What the task requires.
Reproduce all the entries precisely.

Listed records.

• • •

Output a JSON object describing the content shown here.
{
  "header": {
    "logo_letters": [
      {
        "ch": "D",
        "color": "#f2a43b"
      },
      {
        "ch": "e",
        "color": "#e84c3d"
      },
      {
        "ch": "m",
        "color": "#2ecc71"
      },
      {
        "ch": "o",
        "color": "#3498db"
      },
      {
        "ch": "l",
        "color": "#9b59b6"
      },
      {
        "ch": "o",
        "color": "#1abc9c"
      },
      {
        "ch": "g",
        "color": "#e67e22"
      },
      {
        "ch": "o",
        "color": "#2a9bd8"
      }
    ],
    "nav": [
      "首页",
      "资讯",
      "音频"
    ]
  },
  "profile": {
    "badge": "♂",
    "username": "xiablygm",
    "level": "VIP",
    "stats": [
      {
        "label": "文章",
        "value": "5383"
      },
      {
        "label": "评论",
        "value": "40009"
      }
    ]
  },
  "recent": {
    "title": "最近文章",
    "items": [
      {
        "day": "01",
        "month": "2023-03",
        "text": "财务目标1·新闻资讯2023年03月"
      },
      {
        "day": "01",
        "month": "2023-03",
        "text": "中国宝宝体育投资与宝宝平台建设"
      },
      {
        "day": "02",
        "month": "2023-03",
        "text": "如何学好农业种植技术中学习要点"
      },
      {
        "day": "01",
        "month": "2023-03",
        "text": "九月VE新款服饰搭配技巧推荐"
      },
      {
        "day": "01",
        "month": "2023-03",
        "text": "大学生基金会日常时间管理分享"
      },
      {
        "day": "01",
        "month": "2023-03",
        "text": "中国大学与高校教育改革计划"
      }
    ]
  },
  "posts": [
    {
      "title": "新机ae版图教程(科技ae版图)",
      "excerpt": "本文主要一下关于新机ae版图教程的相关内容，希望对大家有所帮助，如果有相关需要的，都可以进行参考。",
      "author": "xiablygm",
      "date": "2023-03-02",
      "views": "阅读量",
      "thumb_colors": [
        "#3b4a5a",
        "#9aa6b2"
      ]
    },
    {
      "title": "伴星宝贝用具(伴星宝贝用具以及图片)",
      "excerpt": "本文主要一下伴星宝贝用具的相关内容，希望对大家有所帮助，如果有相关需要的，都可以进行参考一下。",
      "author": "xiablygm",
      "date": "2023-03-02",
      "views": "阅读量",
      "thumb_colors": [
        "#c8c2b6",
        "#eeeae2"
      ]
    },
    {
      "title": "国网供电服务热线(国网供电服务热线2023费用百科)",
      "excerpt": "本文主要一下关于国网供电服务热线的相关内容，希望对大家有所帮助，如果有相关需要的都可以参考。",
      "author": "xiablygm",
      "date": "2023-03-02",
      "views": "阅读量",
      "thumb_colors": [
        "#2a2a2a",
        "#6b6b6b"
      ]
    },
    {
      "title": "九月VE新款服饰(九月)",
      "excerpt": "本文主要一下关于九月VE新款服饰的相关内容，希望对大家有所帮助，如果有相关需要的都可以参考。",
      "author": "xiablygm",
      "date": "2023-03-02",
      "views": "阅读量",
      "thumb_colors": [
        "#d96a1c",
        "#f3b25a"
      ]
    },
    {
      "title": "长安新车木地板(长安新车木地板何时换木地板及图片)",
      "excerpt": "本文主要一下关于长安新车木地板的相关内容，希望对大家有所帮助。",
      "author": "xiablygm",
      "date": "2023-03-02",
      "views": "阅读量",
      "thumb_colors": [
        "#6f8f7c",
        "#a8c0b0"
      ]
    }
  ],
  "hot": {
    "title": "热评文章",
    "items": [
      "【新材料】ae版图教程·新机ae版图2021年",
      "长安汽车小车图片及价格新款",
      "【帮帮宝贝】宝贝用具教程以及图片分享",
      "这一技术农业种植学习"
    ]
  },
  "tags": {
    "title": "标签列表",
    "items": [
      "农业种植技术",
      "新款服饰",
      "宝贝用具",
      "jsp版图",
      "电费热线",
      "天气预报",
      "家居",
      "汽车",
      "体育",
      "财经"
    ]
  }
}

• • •

Answer section.
Output a JSON object describing the content shown here.
{
  "header": {
    "logo_letters": [
      {
        "ch": "D",
        "color": "#f2a43b"
      },
      {
        "ch": "e",
        "color": "#e84c3d"
      },
      {
        "ch": "m",
        "color": "#2ecc71"
      },
      {
        "ch": "o",
        "color": "#3498db"
      },
      {
        "ch": "l",
        "color": "#9b59b6"
      },
      {
        "ch": "o",
        "color": "#1abc9c"
      },
      {
        "ch": "g",
        "color": "#e67e22"
      },
      {
        "ch": "o",
        "color": "#2a9bd8"
      }
    ],
    "nav": [
      "首页",
      "资讯",
      "音频"
    ]
  },
  "profile": {
    "badge": "♂",
    "username": "xiablygm",
    "level": "VIP",
    "stats": [
      {
        "label": "文章",
        "value": "5383"
      },
      {
        "label": "评论",
        "value": "40009"
      }
    ]
  },
  "recent": {
    "title": "最近文章",
    "items": [
      {
        "day": "01",
        "month": "2023-03",
        "text": "财务目标1·新闻资讯2023年03月"
      },
      {
        "day": "01",
        "month": "2023-03",
        "text": "中国宝宝体育投资与宝宝平台建设"
      },
      {
        "day": "02",
        "month": "2023-03",
        "text": "如何学好农业种植技术中学习要点"
      },
      {
        "day": "01",
        "month": "2023-03",
        "text": "九月VE新款服饰搭配技巧推荐"
      },
      {
        "day": "01",
        "month": "2023-03",
        "text": "大学生基金会日常时间管理分享"
      },
      {
        "day": "01",
        "month": "2023-03",
        "text": "中国大学与高校教育改革计划"
      }
    ]
  },
  "posts": [
    {
      "title": "新机ae版图教程(科技ae版图)",
      "excerpt": "本文主要一下关于新机ae版图教程的相关内容，希望对大家有所帮助，如果有相关需要的，都可以进行参考。",
      "author": "xiablygm",
      "date": "2023-03-02",
      "views": "阅读量",
      "thumb_colors": [
        "#3b4a5a",
        "#9aa6b2"
      ]
    },
    {
      "title": "伴星宝贝用具(伴星宝贝用具以及图片)",
      "excerpt": "本文主要一下伴星宝贝用具的相关内容，希望对大家有所帮助，如果有相关需要的，都可以进行参考一下。",
      "author": "xiablygm",
      "date": "2023-03-02",
      "views": "阅读量",
      "thumb_colors": [
        "#c8c2b6",
        "#eeeae2"
      ]
    },
    {
      "title": "国网供电服务热线(国网供电服务热线2023费用百科)",
      "excerpt": "本文主要一下关于国网供电服务热线的相关内容，希望对大家有所帮助，如果有相关需要的都可以参考。",
      "author": "xiablygm",
      "date": "2023-03-02",
      "views": "阅读量",
      "thumb_colors": [
        "#2a2a2a",
        "#6b6b6b"
      ]
    },
    {
      "title": "九月VE新款服饰(九月)",
      "excerpt": "本文主要一下关于九月VE新款服饰的相关内容，希望对大家有所帮助，如果有相关需要的都可以参考。",
      "author": "xiablygm",
      "date": "2023-03-02",
      "views": "阅读量",
      "thumb_colors": [
        "#d96a1c",
        "#f3b25a"
      ]
    },
    {
      "title": "长安新车木地板(长安新车木地板何时换木地板及图片)",
      "excerpt": "本文主要一下关于长安新车木地板的相关内容，希望对大家有所帮助。",
      "author": "xiablygm",
      "date": "2023-03-02",
      "views": "阅读量",
      "thumb_colors": [
        "#6f8f7c",
        "#a8c0b0"
      ]
    }
  ],
  "hot": {
    "title": "热评文章",
    "items": [
      "【新材料】ae版图教程·新机ae版图2021年",
      "长安汽车小车图片及价格新款",
      "【帮帮宝贝】宝贝用具教程以及图片分享",
      "这一技术农业种植学习"
    ]
  },
  "tags": {
    "title": "标签列表",
    "items": [
      "农业种植技术",
      "新款服饰",
      "宝贝用具",
      "jsp版图",
      "电费热线",
      "天气预报",
      "家居",
      "汽车",
      "体育",
      "财经"
    ]
  }
}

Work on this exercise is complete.